Dataset items:
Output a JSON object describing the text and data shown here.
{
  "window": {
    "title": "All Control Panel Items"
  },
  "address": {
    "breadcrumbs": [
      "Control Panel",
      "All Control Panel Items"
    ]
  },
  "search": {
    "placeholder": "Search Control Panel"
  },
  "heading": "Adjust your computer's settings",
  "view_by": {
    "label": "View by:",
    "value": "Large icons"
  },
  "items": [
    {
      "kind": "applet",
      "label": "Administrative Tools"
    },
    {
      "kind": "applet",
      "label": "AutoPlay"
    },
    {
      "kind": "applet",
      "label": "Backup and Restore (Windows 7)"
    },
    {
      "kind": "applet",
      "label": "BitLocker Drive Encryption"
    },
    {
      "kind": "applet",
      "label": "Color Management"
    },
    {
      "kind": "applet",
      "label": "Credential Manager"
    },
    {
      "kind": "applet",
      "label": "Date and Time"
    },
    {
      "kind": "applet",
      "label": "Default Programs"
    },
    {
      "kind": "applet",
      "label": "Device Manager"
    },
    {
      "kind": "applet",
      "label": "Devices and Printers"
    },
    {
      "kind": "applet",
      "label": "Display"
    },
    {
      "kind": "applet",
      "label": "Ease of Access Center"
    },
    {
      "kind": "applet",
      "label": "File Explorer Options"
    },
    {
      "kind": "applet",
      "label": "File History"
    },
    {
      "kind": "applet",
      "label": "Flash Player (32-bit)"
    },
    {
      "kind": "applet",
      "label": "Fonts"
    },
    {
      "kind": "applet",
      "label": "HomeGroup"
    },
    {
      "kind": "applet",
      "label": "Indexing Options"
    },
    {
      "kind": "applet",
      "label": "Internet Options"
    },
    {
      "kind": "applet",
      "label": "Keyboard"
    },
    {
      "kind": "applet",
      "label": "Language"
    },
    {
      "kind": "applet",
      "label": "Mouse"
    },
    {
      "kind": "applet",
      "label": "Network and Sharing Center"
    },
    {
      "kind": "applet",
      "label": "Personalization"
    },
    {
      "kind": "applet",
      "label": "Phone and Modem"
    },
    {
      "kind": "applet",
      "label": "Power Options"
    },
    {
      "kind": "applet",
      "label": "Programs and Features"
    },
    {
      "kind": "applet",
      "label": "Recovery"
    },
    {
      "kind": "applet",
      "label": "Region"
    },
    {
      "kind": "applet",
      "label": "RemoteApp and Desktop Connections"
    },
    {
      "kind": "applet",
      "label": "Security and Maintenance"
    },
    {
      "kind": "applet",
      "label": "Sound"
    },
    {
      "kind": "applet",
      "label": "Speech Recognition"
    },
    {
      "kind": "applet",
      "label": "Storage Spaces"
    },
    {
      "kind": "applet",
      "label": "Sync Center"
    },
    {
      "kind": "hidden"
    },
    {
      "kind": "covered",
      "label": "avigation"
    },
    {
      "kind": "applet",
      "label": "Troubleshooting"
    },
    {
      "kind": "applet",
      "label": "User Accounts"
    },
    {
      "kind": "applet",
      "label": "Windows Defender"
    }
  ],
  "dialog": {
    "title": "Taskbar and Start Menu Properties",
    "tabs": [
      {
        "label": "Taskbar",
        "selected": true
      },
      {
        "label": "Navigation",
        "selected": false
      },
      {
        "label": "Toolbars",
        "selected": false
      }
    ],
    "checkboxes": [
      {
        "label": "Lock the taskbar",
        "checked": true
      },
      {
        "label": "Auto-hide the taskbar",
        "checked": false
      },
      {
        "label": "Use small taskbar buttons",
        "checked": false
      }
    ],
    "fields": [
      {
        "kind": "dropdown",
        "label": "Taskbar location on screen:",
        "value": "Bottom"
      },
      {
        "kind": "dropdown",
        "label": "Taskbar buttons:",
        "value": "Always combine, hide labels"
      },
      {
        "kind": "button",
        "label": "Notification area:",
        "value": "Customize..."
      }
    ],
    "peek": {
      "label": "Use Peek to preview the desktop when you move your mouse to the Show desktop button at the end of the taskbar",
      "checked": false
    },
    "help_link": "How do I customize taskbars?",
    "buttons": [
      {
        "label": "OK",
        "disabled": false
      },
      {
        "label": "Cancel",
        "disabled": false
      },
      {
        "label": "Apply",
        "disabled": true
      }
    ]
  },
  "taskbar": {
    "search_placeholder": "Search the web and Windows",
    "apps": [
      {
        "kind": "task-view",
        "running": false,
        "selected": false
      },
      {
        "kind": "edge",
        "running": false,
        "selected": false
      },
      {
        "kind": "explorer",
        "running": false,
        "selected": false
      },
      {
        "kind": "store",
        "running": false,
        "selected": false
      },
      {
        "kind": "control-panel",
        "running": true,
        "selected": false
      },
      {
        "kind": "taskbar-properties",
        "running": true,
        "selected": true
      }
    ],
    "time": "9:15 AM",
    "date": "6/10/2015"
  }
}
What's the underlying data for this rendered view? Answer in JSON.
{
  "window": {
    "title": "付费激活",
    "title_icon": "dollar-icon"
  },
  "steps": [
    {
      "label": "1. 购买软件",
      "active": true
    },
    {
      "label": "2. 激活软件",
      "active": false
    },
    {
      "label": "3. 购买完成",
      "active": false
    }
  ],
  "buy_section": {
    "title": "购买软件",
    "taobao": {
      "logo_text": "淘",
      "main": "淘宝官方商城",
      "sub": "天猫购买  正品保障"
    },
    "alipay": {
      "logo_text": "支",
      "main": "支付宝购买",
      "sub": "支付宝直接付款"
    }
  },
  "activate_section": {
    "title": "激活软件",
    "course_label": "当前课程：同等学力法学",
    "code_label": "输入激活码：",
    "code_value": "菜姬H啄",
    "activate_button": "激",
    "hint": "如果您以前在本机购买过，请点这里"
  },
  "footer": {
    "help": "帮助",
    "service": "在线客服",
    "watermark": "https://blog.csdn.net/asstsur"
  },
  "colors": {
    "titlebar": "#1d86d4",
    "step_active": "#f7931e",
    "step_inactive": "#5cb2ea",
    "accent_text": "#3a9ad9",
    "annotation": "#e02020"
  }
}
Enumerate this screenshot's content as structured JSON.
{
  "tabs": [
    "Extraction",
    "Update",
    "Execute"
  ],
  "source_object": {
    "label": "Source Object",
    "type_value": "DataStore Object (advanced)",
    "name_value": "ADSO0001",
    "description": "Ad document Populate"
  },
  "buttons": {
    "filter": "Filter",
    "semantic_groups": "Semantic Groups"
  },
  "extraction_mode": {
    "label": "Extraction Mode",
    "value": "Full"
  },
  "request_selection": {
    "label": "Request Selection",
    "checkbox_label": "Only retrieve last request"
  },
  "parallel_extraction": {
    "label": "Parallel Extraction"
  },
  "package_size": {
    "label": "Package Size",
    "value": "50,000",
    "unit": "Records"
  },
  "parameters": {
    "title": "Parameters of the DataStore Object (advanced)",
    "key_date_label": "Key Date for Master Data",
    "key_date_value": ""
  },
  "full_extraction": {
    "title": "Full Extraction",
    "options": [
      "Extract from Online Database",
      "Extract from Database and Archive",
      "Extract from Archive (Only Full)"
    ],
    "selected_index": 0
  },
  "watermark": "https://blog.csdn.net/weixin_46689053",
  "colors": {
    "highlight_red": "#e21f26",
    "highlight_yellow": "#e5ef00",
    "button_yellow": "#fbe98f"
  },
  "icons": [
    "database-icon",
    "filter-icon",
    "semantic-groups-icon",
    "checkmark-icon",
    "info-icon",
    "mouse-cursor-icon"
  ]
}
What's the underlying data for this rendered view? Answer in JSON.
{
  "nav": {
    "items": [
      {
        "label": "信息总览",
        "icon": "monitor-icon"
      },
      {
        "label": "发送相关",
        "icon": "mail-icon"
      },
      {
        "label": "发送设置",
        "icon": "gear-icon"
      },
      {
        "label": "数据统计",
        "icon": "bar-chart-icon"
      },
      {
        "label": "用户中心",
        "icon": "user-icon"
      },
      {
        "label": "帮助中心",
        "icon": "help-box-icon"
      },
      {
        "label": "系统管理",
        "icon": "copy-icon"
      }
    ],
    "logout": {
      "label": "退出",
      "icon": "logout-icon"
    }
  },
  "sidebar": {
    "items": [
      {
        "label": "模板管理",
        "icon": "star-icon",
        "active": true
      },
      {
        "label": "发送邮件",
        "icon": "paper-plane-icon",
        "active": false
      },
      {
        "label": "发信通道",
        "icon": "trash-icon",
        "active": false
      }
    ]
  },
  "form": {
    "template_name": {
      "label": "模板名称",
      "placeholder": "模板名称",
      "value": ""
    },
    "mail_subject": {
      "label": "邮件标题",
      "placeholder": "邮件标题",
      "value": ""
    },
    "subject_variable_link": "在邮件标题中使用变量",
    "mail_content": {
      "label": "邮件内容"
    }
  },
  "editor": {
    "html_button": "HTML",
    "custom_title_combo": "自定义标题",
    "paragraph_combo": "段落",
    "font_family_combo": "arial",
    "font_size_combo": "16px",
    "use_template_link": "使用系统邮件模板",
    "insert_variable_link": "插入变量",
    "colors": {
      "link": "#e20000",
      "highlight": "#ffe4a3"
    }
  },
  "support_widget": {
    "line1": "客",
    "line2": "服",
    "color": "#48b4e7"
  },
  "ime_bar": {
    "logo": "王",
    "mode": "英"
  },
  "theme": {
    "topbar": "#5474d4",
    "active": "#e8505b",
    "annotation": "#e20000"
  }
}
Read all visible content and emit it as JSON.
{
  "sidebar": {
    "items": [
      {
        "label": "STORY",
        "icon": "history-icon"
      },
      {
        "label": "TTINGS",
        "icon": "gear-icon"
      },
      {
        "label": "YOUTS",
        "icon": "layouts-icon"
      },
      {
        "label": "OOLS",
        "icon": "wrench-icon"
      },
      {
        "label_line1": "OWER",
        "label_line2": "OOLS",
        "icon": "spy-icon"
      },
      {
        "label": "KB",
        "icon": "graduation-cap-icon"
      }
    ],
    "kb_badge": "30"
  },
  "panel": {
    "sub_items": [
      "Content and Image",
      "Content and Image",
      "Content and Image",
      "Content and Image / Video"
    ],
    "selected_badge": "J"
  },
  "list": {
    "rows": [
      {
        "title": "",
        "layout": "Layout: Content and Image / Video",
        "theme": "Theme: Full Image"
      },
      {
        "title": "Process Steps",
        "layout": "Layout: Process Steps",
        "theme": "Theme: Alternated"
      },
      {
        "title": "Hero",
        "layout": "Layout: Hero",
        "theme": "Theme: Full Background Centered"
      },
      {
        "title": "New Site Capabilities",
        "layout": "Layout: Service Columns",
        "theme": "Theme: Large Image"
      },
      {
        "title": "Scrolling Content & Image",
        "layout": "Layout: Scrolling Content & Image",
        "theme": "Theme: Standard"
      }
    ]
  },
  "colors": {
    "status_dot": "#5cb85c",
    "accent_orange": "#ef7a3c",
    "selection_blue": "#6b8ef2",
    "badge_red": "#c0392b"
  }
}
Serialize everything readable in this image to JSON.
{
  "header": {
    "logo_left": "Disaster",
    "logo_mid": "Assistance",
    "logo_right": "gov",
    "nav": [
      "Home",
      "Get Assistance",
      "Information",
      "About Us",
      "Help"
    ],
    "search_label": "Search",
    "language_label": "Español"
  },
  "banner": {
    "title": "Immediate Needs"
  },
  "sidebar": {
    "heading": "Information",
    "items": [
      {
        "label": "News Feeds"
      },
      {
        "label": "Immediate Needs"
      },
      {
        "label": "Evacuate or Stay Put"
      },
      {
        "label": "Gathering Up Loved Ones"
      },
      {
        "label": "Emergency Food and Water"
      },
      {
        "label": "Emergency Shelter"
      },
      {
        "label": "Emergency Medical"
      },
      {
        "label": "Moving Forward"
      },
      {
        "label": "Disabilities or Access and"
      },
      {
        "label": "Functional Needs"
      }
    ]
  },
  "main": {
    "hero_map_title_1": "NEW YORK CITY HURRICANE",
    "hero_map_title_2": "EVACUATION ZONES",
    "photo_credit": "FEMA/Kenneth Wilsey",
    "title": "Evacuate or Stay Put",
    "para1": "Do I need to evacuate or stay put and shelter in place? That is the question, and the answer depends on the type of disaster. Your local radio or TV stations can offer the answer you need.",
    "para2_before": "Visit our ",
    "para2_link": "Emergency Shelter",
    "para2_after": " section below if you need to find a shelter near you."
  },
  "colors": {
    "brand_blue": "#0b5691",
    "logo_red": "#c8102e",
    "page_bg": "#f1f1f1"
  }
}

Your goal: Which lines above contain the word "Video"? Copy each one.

Answer space:
      "Content and Image / Video"
        "layout": "Layout: Content and Image / Video",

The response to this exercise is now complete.